__Work task__
Will you output all of the data below exactly, omitting the images?

-------- Supplied data --------

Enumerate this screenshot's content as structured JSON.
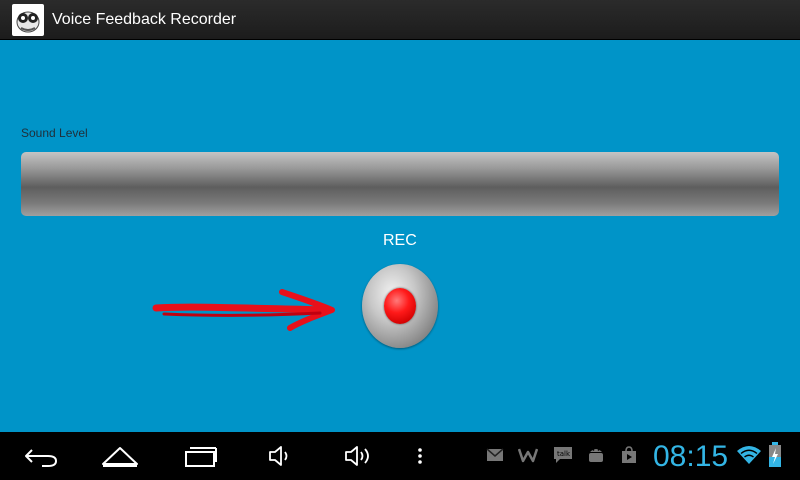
{
  "app": {
    "title": "Voice Feedback Recorder",
    "icon": "app-logo-icon"
  },
  "main": {
    "sound_level_label": "Sound Level",
    "sound_level_value": 0,
    "rec_label": "REC",
    "rec_button_icon": "record-icon",
    "annotation": "red-arrow-pointing-right",
    "background_color": "#0094c8"
  },
  "navbar": {
    "buttons": [
      "back-icon",
      "home-icon",
      "recent-apps-icon",
      "volume-down-icon",
      "volume-up-icon",
      "menu-icon"
    ],
    "notifications": [
      "gmail-icon",
      "w-app-icon",
      "talk-icon",
      "android-icon",
      "store-icon"
    ],
    "clock": "08:15",
    "status": [
      "wifi-icon",
      "battery-icon"
    ],
    "accent_color": "#33b5e5"
  }
}
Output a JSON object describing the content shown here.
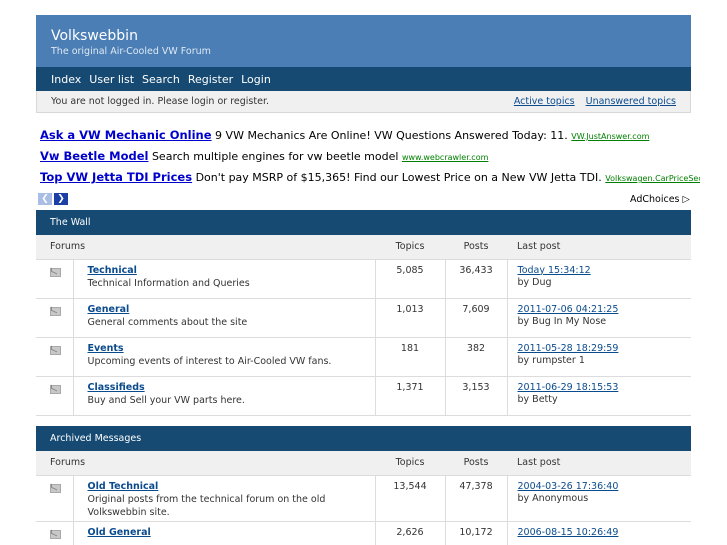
{
  "header": {
    "title": "Volkswebbin",
    "description": "The original Air-Cooled VW Forum"
  },
  "menu": [
    "Index",
    "User list",
    "Search",
    "Register",
    "Login"
  ],
  "status": {
    "welcome": "You are not logged in. Please login or register.",
    "links": [
      "Active topics",
      "Unanswered topics"
    ]
  },
  "ads": [
    {
      "title": "Ask a VW Mechanic Online",
      "text": "9 VW Mechanics Are Online! VW Questions Answered Today: 11.",
      "url": "VW.JustAnswer.com"
    },
    {
      "title": "Vw Beetle Model",
      "text": "Search multiple engines for vw beetle model",
      "url": "www.webcrawler.com"
    },
    {
      "title": "Top VW Jetta TDI Prices",
      "text": "Don't pay MSRP of $15,365! Find our Lowest Price on a New VW Jetta TDI.",
      "url": "Volkswagen.CarPriceSecrets.com"
    }
  ],
  "adchoices": "AdChoices",
  "columns": {
    "forums": "Forums",
    "topics": "Topics",
    "posts": "Posts",
    "last": "Last post"
  },
  "categories": [
    {
      "name": "The Wall",
      "forums": [
        {
          "title": "Technical",
          "desc": "Technical Information and Queries",
          "topics": "5,085",
          "posts": "36,433",
          "last": "Today 15:34:12",
          "by": "by Dug"
        },
        {
          "title": "General",
          "desc": "General comments about the site",
          "topics": "1,013",
          "posts": "7,609",
          "last": "2011-07-06 04:21:25",
          "by": "by Bug In My Nose"
        },
        {
          "title": "Events",
          "desc": "Upcoming events of interest to Air-Cooled VW fans.",
          "topics": "181",
          "posts": "382",
          "last": "2011-05-28 18:29:59",
          "by": "by rumpster 1"
        },
        {
          "title": "Classifieds",
          "desc": "Buy and Sell your VW parts here.",
          "topics": "1,371",
          "posts": "3,153",
          "last": "2011-06-29 18:15:53",
          "by": "by Betty"
        }
      ]
    },
    {
      "name": "Archived Messages",
      "forums": [
        {
          "title": "Old Technical",
          "desc": "Original posts from the technical forum on the old Volkswebbin site.",
          "topics": "13,544",
          "posts": "47,378",
          "last": "2004-03-26 17:36:40",
          "by": "by Anonymous"
        },
        {
          "title": "Old General",
          "desc": "",
          "topics": "2,626",
          "posts": "10,172",
          "last": "2006-08-15 10:26:49",
          "by": ""
        }
      ]
    }
  ]
}
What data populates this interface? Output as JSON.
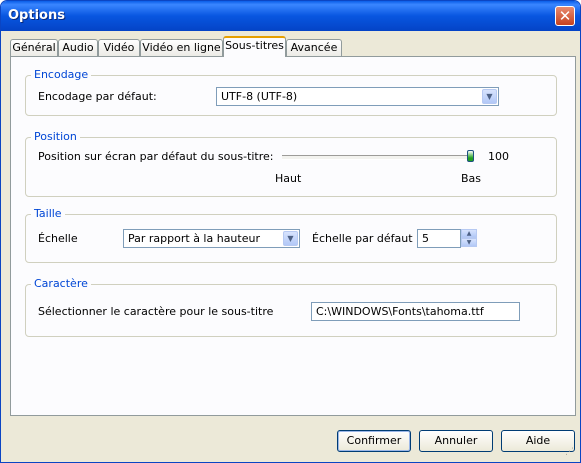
{
  "window": {
    "title": "Options"
  },
  "tabs": [
    "Général",
    "Audio",
    "Vidéo",
    "Vidéo en ligne",
    "Sous-titres",
    "Avancée"
  ],
  "active_tab": "Sous-titres",
  "encodage": {
    "legend": "Encodage",
    "label": "Encodage par défaut:",
    "value": "UTF-8 (UTF-8)"
  },
  "position": {
    "legend": "Position",
    "label": "Position sur écran par défaut du sous-titre:",
    "value": "100",
    "slider_fraction": 1.0,
    "left_label": "Haut",
    "right_label": "Bas"
  },
  "taille": {
    "legend": "Taille",
    "echelle_label": "Échelle",
    "echelle_value": "Par rapport à la hauteur",
    "default_label": "Échelle par défaut",
    "default_value": "5"
  },
  "caractere": {
    "legend": "Caractère",
    "label": "Sélectionner le caractère pour le sous-titre",
    "value": "C:\\WINDOWS\\Fonts\\tahoma.ttf"
  },
  "buttons": {
    "ok": "Confirmer",
    "cancel": "Annuler",
    "help": "Aide"
  },
  "colors": {
    "titlebar": "#0a5ee8",
    "dialog_bg": "#ece9d8",
    "group_legend": "#0046d5",
    "active_tab_accent": "#e6a000",
    "slider_thumb": "#21a121"
  },
  "icons": {
    "close": "close-icon",
    "dropdown": "chevron-down-icon",
    "spin_up": "spin-up-icon",
    "spin_down": "spin-down-icon",
    "size_grip": "resize-grip-icon"
  }
}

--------

__Answer for the task__
Enumerate this screenshot's content as structured JSON.
{
  "app": {
    "title": "Voice Feedback Recorder",
    "icon": "app-logo-icon"
  },
  "main": {
    "sound_level_label": "Sound Level",
    "sound_level_value": 0,
    "rec_label": "REC",
    "rec_button_icon": "record-icon",
    "annotation": "red-arrow-pointing-right",
    "background_color": "#0094c8"
  },
  "navbar": {
    "buttons": [
      "back-icon",
      "home-icon",
      "recent-apps-icon",
      "volume-down-icon",
      "volume-up-icon",
      "menu-icon"
    ],
    "notifications": [
      "gmail-icon",
      "w-app-icon",
      "talk-icon",
      "android-icon",
      "store-icon"
    ],
    "clock": "08:15",
    "status": [
      "wifi-icon",
      "battery-icon"
    ],
    "accent_color": "#33b5e5"
  }
}
Output a JSON object describing the content shown here.
{
  "header": {
    "title": "Volkswebbin",
    "description": "The original Air-Cooled VW Forum"
  },
  "menu": [
    "Index",
    "User list",
    "Search",
    "Register",
    "Login"
  ],
  "status": {
    "welcome": "You are not logged in. Please login or register.",
    "links": [
      "Active topics",
      "Unanswered topics"
    ]
  },
  "ads": [
    {
      "title": "Ask a VW Mechanic Online",
      "text": "9 VW Mechanics Are Online! VW Questions Answered Today: 11.",
      "url": "VW.JustAnswer.com"
    },
    {
      "title": "Vw Beetle Model",
      "text": "Search multiple engines for vw beetle model",
      "url": "www.webcrawler.com"
    },
    {
      "title": "Top VW Jetta TDI Prices",
      "text": "Don't pay MSRP of $15,365! Find our Lowest Price on a New VW Jetta TDI.",
      "url": "Volkswagen.CarPriceSecrets.com"
    }
  ],
  "adchoices": "AdChoices",
  "columns": {
    "forums": "Forums",
    "topics": "Topics",
    "posts": "Posts",
    "last": "Last post"
  },
  "categories": [
    {
      "name": "The Wall",
      "forums": [
        {
          "title": "Technical",
          "desc": "Technical Information and Queries",
          "topics": "5,085",
          "posts": "36,433",
          "last": "Today 15:34:12",
          "by": "by Dug"
        },
        {
          "title": "General",
          "desc": "General comments about the site",
          "topics": "1,013",
          "posts": "7,609",
          "last": "2011-07-06 04:21:25",
          "by": "by Bug In My Nose"
        },
        {
          "title": "Events",
          "desc": "Upcoming events of interest to Air-Cooled VW fans.",
          "topics": "181",
          "posts": "382",
          "last": "2011-05-28 18:29:59",
          "by": "by rumpster 1"
        },
        {
          "title": "Classifieds",
          "desc": "Buy and Sell your VW parts here.",
          "topics": "1,371",
          "posts": "3,153",
          "last": "2011-06-29 18:15:53",
          "by": "by Betty"
        }
      ]
    },
    {
      "name": "Archived Messages",
      "forums": [
        {
          "title": "Old Technical",
          "desc": "Original posts from the technical forum on the old Volkswebbin site.",
          "topics": "13,544",
          "posts": "47,378",
          "last": "2004-03-26 17:36:40",
          "by": "by Anonymous"
        },
        {
          "title": "Old General",
          "desc": "",
          "topics": "2,626",
          "posts": "10,172",
          "last": "2006-08-15 10:26:49",
          "by": ""
        }
      ]
    }
  ]
}
What data populates this interface? Output as JSON.
{
  "window": {
    "title": "Options"
  },
  "tabs": [
    "Général",
    "Audio",
    "Vidéo",
    "Vidéo en ligne",
    "Sous-titres",
    "Avancée"
  ],
  "active_tab": "Sous-titres",
  "encodage": {
    "legend": "Encodage",
    "label": "Encodage par défaut:",
    "value": "UTF-8 (UTF-8)"
  },
  "position": {
    "legend": "Position",
    "label": "Position sur écran par défaut du sous-titre:",
    "value": "100",
    "slider_fraction": 1.0,
    "left_label": "Haut",
    "right_label": "Bas"
  },
  "taille": {
    "legend": "Taille",
    "echelle_label": "Échelle",
    "echelle_value": "Par rapport à la hauteur",
    "default_label": "Échelle par défaut",
    "default_value": "5"
  },
  "caractere": {
    "legend": "Caractère",
    "label": "Sélectionner le caractère pour le sous-titre",
    "value": "C:\\WINDOWS\\Fonts\\tahoma.ttf"
  },
  "buttons": {
    "ok": "Confirmer",
    "cancel": "Annuler",
    "help": "Aide"
  },
  "colors": {
    "titlebar": "#0a5ee8",
    "dialog_bg": "#ece9d8",
    "group_legend": "#0046d5",
    "active_tab_accent": "#e6a000",
    "slider_thumb": "#21a121"
  },
  "icons": {
    "close": "close-icon",
    "dropdown": "chevron-down-icon",
    "spin_up": "spin-up-icon",
    "spin_down": "spin-down-icon",
    "size_grip": "resize-grip-icon"
  }
}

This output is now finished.